# [What you have to do]
The lines to find are those in the entries that hold the word "will"; copy every one of them.

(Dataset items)
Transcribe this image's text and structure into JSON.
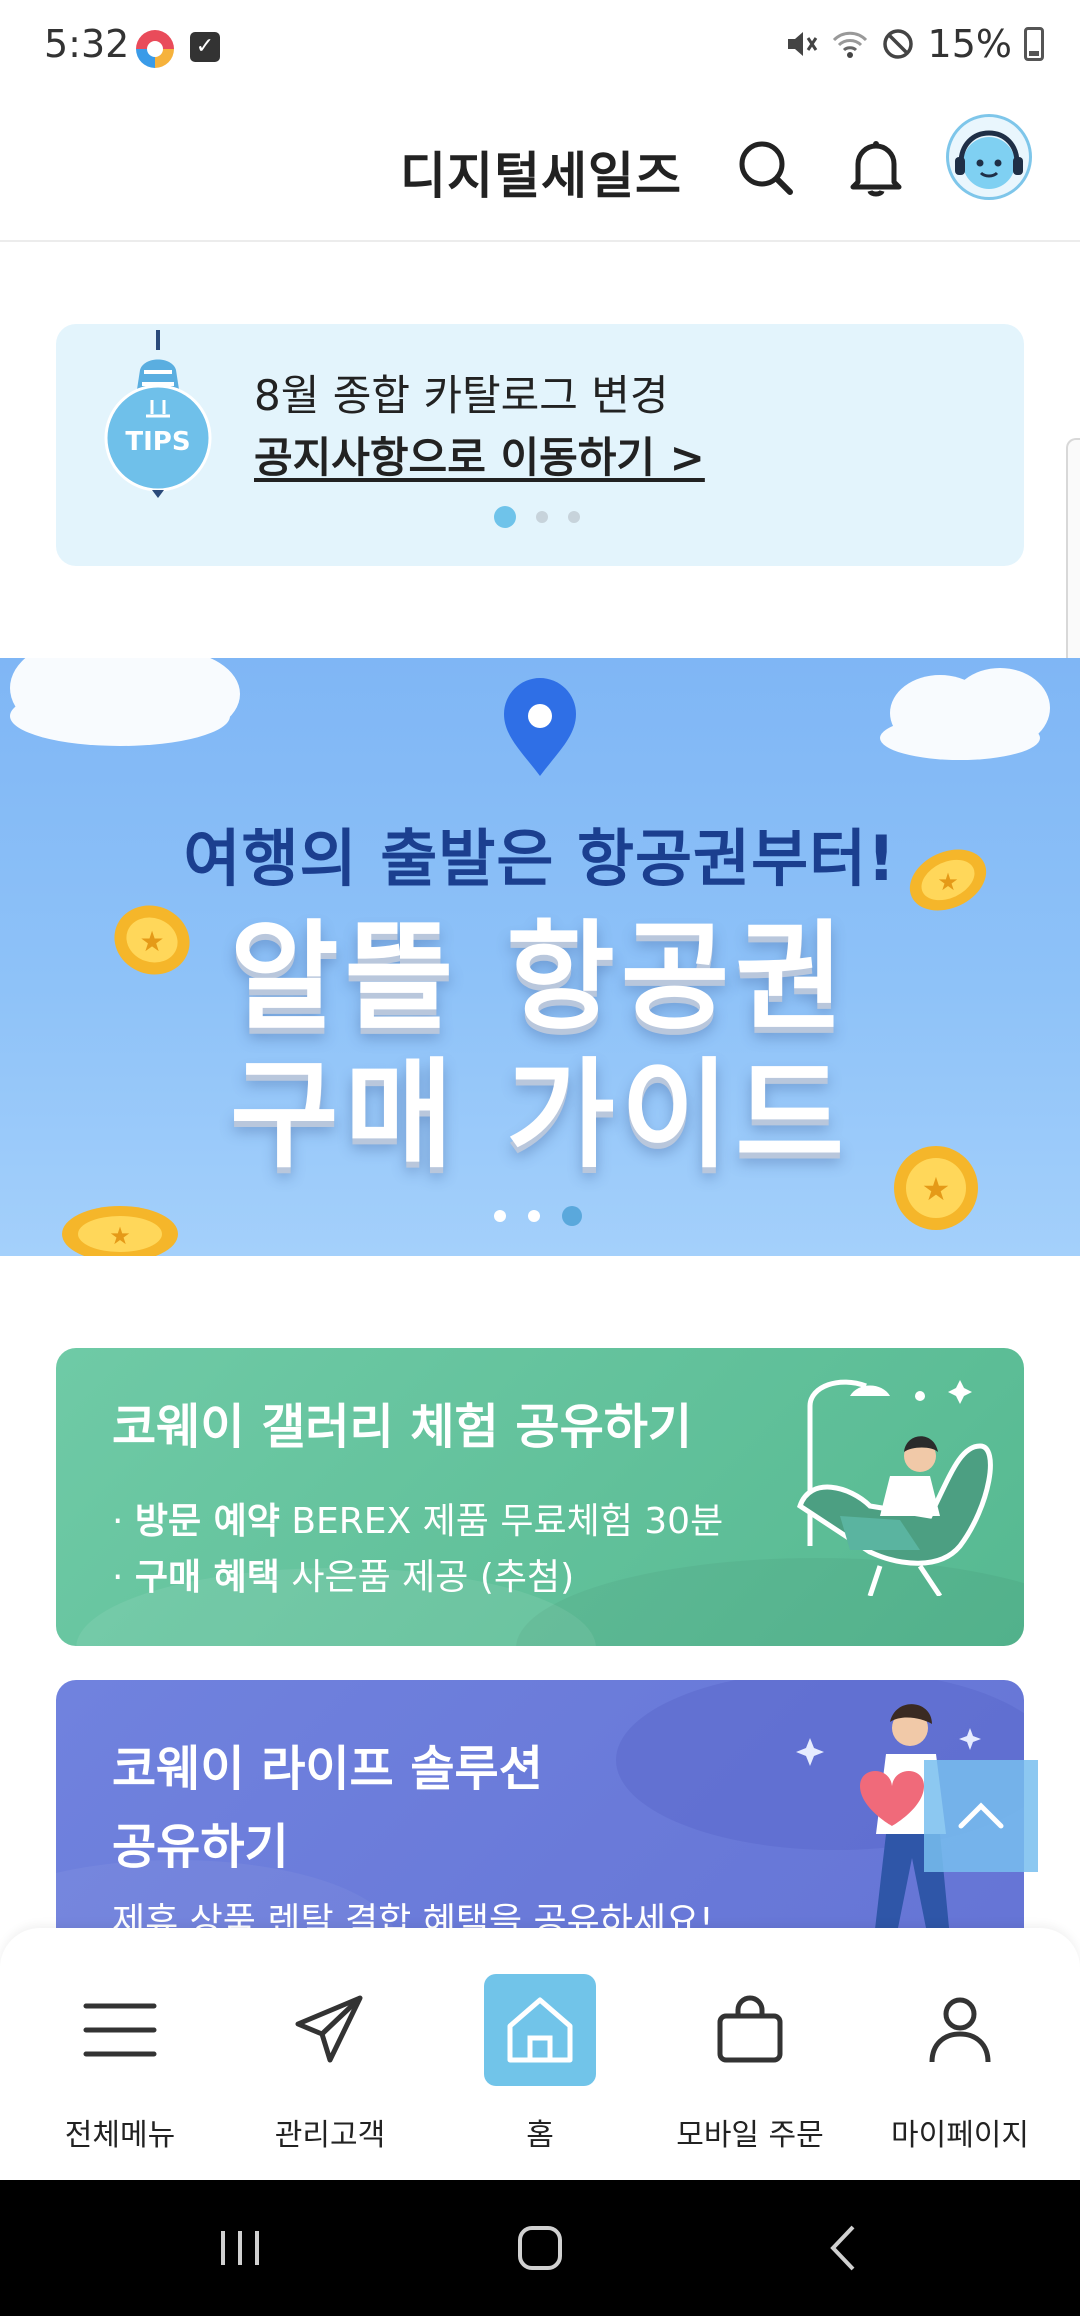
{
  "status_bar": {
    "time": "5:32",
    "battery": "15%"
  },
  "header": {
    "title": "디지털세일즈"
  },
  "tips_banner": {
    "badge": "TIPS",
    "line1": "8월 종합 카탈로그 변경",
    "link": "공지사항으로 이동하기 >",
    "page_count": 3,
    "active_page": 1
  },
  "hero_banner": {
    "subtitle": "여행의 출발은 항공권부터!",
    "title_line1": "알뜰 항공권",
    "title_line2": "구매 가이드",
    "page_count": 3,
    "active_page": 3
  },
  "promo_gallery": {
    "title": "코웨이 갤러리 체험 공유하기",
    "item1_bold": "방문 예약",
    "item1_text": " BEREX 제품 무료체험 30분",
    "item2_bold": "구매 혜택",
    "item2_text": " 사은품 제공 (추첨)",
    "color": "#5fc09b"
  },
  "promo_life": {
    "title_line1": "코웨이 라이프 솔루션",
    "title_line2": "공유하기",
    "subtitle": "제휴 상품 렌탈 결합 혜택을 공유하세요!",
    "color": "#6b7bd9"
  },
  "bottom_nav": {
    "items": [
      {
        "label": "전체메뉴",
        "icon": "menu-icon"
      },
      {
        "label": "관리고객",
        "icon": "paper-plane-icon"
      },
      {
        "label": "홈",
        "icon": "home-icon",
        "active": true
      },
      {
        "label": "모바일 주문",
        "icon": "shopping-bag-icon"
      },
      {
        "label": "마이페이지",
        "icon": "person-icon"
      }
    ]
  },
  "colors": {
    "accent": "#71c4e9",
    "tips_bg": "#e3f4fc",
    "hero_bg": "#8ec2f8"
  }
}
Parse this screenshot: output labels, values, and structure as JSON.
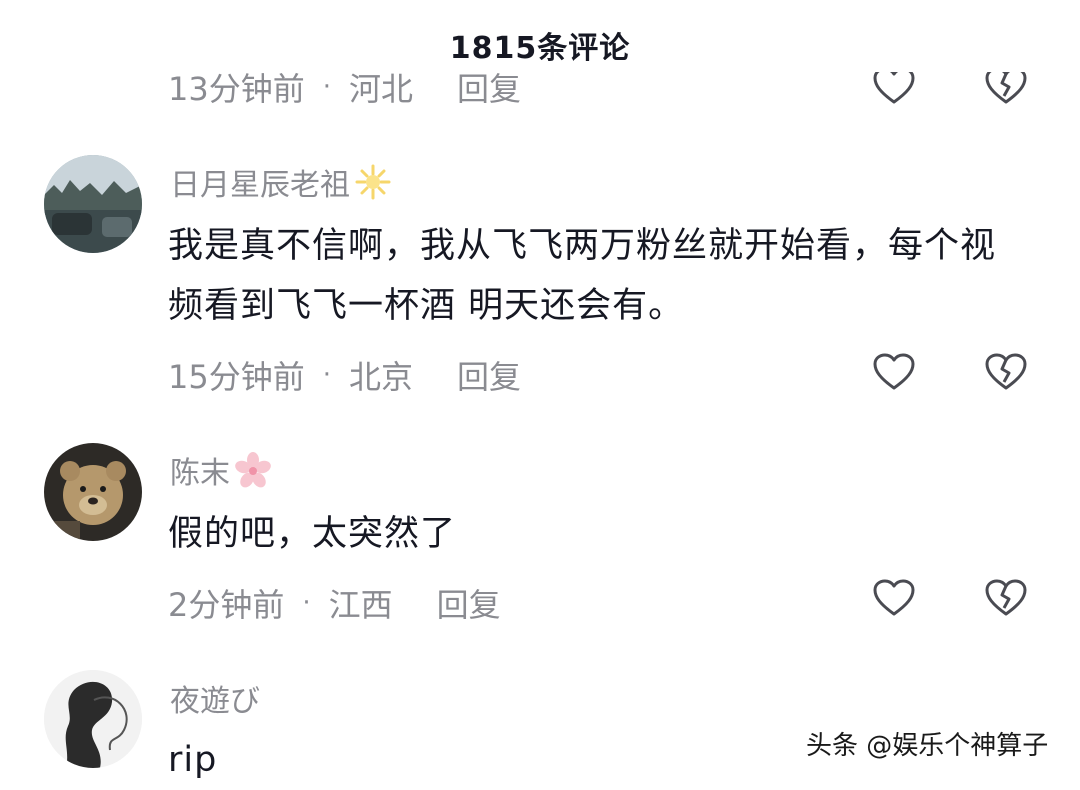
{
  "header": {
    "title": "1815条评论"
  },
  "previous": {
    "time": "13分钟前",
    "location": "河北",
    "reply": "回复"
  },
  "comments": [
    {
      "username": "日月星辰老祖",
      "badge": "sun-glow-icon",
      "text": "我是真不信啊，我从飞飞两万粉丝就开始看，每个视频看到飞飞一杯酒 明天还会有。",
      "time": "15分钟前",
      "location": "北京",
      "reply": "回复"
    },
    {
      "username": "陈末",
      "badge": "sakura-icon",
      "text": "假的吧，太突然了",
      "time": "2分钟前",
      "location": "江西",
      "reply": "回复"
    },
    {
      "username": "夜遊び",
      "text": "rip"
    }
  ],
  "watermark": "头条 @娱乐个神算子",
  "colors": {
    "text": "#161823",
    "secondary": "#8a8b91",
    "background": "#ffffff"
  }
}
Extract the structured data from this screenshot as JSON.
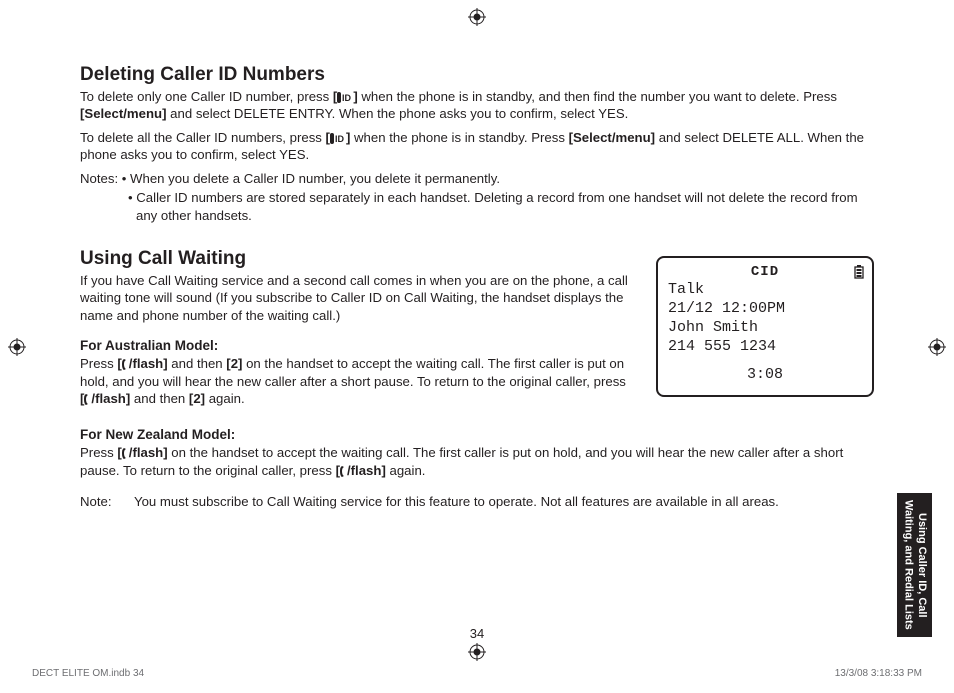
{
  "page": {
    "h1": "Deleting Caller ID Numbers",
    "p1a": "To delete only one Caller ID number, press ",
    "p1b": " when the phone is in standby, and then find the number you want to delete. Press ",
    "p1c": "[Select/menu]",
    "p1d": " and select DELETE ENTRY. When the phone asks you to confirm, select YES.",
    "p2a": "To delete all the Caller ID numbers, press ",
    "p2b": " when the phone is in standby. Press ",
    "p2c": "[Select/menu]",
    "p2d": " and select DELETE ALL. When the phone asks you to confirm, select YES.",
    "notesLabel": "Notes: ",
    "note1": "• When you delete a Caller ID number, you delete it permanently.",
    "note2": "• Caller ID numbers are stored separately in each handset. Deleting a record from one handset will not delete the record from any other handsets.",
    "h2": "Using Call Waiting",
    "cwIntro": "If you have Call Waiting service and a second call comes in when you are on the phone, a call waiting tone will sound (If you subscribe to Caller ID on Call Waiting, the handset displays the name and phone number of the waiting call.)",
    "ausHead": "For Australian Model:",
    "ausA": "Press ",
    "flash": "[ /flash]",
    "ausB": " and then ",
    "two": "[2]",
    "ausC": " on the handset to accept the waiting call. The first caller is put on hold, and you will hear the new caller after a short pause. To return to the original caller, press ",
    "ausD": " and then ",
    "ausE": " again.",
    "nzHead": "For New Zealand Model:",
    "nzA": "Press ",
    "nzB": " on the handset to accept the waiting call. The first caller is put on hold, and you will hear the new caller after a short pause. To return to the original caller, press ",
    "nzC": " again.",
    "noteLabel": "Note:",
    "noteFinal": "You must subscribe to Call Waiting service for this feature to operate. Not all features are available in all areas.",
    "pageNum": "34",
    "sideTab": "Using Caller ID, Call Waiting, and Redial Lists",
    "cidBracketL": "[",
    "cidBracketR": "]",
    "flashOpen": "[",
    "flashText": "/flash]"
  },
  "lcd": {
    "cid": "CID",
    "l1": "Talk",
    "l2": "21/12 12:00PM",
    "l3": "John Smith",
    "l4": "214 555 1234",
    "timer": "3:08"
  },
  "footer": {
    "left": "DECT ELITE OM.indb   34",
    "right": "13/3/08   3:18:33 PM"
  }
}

# [Task response]
    "note2": "• Caller ID numbers are stored separately in each handset. Deleting a record from one handset will not delete the record from any other handsets.",
    "cwIntro": "If you have Call Waiting service and a second call comes in when you are on the phone, a call waiting tone will sound (If you subscribe to Caller ID on Call Waiting, the handset displays the name and phone number of the waiting call.)",
    "ausC": " on the handset to accept the waiting call. The first caller is put on hold, and you will hear the new caller after a short pause. To return to the original caller, press ",
    "nzB": " on the handset to accept the waiting call. The first caller is put on hold, and you will hear the new caller after a short pause. To return to the original caller, press ",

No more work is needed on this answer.